For a ‘proper’ British seaside escape, Llandudno fits the bill. It’s clear to see why the ‘Queen of Welsh resorts’ became a popular holiday spot in the Victorian era: a sweeping crescent of a bay, with beautiful headlands at each end, a wide promenade, the longest pier in Wales and Punch and Judy. And it’s this good old-fashioned seaside nostalgia coupled with abundant nature, history and outdoor activities on the doorstep that make it a perfect choice for a decidedly British beach break.
The medieval town of Conwy, a short bus ride away, or a scenic hike along the Wales Coast Path. The town is mostly surrounded by the walls of the 13th-century castle, which was one of the key fortresses in Edward I’s ‘iron ring’ of castles built to contain the Welsh. After a wander around the castle, try the amazing chocolates from Baravelli’s: flavours include mango and black onion seed, and bee pollen and honey ganache.
The Second World War Home Front Experience is a small, fascinating living history museum that’s perfect for whiling away a rainy hour or so. The themed collections are set up as 1940s living rooms and shops, and there’s also an air raid shelter to visit.
What to do
Jump on board the Great Orme Tramway, Britain’s only cable-hauled public road tramway, that climbs a mile high up to Great Orme Country Park for views as far as the Isle of Man on a clear day.
Where to stay
St George’s Hotel seems for all the world like an old-fashioned seaside hotel, with traditional decor and a piano tinkling away in the lounge. However, book one of the Rooftop Rooms and you’d be forgiven for thinking you were in the coolest of boutique establishments. The spacious, stylish bedrooms make the most of the views; or take five on the balcony and use the binoculars provided to spot seals and dolphins.
Where to eat
The Cottage Loaf is the kind of pub one dreams about having as a local, with its open fires, wooden beams and friendly service. It’s tucked away on a back street in the centre of Llandudno, but feels like the perfect country pub.
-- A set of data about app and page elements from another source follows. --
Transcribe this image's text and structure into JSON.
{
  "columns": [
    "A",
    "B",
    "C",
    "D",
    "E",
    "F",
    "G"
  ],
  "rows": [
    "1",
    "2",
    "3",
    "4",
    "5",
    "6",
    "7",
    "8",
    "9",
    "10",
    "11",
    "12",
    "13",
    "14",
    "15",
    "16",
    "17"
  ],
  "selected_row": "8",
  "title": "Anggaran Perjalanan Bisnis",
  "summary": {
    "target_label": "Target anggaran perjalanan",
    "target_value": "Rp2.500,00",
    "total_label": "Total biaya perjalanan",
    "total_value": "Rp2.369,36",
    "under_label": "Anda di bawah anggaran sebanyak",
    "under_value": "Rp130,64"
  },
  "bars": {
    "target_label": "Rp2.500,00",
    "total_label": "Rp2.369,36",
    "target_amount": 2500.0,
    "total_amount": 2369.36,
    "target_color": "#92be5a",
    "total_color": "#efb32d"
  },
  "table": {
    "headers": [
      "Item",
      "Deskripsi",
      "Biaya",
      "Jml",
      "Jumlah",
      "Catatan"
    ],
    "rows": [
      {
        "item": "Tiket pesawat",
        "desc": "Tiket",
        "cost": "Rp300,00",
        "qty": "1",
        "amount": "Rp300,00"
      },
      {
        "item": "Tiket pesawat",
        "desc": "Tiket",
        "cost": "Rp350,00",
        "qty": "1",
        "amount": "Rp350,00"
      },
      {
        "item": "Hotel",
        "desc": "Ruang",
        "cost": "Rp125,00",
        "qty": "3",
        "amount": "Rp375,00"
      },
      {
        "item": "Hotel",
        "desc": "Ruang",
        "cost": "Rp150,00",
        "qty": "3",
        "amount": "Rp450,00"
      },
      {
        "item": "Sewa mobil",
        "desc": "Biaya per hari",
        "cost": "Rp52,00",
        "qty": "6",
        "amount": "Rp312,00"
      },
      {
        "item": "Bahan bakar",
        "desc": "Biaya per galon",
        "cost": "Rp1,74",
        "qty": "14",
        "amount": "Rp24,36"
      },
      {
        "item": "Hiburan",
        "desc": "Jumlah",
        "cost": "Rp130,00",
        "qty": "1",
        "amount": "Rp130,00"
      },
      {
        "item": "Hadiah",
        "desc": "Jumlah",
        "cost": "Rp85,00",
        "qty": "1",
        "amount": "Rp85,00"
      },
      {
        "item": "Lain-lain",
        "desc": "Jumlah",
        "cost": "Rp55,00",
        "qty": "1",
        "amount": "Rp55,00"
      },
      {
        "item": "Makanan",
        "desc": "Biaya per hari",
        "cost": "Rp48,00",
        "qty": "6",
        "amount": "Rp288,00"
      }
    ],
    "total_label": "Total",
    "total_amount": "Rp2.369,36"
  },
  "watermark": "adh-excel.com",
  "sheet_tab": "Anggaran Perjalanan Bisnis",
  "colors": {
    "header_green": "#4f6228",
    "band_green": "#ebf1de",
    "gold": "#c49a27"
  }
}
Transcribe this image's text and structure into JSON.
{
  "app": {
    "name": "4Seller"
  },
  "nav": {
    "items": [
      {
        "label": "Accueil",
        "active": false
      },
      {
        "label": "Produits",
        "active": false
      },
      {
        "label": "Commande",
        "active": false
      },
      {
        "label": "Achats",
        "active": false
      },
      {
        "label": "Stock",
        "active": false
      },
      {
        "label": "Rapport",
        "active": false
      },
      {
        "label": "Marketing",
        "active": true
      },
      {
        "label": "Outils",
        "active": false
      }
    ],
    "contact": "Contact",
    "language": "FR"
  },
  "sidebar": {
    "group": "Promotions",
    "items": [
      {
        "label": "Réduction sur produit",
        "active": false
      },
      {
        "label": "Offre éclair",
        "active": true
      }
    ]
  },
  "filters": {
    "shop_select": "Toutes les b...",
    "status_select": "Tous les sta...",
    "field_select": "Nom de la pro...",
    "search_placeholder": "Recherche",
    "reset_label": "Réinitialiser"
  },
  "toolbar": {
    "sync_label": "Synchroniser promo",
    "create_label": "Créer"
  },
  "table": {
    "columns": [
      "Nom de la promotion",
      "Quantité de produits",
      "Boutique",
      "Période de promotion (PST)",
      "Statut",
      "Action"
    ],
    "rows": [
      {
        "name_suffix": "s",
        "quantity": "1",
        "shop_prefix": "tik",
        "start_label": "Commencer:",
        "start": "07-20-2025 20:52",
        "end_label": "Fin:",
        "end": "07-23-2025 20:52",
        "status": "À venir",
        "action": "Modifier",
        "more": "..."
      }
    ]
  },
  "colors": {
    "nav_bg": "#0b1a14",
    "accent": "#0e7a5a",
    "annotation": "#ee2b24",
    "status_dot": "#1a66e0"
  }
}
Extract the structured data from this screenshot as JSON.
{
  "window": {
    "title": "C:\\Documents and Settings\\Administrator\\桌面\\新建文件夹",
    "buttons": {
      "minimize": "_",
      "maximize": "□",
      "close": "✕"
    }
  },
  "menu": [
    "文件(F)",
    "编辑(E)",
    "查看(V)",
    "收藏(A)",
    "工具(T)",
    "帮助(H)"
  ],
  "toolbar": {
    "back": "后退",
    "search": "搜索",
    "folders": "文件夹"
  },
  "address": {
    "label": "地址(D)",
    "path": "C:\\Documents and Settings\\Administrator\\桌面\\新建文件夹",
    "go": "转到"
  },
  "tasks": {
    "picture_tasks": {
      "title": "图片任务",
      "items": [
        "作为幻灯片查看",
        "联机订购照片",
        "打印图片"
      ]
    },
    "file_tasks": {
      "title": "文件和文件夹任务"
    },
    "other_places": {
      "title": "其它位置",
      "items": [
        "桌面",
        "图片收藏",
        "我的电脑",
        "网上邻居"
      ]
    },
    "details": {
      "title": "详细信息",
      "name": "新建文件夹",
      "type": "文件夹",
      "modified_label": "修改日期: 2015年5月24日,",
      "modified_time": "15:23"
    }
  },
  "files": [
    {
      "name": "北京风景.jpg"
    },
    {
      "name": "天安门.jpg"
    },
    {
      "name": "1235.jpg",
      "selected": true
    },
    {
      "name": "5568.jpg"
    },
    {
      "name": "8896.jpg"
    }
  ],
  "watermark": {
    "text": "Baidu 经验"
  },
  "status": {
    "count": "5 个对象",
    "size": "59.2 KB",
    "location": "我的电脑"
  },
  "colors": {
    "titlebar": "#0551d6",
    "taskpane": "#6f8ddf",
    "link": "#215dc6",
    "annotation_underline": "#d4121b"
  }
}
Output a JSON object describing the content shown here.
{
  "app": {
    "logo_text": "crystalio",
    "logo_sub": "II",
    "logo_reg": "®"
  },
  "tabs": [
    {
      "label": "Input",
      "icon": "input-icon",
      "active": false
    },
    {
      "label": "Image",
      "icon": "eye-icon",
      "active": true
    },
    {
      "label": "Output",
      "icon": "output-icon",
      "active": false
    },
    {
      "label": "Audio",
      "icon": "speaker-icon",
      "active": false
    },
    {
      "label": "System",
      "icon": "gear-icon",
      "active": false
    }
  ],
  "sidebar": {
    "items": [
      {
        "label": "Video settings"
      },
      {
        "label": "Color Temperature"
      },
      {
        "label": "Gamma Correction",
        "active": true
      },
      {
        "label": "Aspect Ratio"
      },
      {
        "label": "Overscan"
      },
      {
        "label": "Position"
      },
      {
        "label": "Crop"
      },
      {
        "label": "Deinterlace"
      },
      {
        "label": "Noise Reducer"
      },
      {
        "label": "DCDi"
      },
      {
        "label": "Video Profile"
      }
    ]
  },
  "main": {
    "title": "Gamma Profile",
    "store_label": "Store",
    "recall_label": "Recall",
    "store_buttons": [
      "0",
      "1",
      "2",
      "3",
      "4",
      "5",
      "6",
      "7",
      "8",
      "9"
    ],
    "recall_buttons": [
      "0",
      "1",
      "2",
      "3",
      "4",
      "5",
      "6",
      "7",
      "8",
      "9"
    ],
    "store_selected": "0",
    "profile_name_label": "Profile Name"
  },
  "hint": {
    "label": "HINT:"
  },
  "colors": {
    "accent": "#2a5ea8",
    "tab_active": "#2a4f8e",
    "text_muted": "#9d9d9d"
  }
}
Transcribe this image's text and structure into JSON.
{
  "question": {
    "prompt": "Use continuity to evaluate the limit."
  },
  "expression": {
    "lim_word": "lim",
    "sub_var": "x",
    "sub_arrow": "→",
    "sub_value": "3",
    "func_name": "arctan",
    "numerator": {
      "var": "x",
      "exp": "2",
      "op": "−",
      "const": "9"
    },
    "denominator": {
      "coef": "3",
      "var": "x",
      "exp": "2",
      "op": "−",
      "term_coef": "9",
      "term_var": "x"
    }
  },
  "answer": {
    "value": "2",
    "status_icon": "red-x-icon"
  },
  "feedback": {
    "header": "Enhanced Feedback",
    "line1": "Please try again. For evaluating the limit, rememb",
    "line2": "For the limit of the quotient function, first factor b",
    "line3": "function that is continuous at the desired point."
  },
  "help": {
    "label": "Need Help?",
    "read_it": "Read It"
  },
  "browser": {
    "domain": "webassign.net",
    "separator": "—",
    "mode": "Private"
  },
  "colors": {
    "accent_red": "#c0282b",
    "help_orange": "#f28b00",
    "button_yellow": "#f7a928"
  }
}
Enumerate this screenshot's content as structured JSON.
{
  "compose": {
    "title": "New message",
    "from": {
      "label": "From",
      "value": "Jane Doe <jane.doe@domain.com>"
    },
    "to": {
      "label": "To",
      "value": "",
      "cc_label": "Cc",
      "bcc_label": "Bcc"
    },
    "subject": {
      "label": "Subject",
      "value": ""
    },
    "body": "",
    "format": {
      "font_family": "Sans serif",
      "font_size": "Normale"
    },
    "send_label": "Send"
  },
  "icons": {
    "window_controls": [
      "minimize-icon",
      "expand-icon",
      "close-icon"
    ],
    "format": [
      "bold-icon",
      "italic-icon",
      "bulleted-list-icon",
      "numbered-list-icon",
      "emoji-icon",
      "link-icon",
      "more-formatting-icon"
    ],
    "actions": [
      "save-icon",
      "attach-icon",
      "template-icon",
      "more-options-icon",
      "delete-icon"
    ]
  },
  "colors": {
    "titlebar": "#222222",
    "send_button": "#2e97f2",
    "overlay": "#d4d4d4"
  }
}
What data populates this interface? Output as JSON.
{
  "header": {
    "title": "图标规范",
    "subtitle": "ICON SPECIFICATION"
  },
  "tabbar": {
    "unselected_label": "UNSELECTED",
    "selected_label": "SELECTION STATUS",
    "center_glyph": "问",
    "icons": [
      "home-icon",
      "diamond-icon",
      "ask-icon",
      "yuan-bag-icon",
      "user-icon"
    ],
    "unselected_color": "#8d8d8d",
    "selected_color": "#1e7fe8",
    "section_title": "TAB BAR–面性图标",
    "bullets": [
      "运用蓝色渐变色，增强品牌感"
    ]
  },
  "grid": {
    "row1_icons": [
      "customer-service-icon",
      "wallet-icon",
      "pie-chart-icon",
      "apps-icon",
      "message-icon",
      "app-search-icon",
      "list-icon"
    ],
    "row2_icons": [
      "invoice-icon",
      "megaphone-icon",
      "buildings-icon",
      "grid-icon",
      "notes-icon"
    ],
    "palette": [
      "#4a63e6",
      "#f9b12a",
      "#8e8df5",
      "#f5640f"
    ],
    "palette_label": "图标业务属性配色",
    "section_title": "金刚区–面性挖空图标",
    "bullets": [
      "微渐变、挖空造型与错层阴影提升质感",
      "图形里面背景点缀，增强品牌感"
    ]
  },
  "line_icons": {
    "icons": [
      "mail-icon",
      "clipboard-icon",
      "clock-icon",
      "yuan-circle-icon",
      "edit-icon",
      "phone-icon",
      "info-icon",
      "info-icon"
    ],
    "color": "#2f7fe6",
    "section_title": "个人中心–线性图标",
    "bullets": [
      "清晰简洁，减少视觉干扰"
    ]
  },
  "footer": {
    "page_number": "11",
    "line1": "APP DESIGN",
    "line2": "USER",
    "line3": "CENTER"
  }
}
Food is made with local ingredients, including meat from the butchers next door, and don’t miss the guest ales.
Featured in the November 2018 issue of National Geographic Traveller (UK)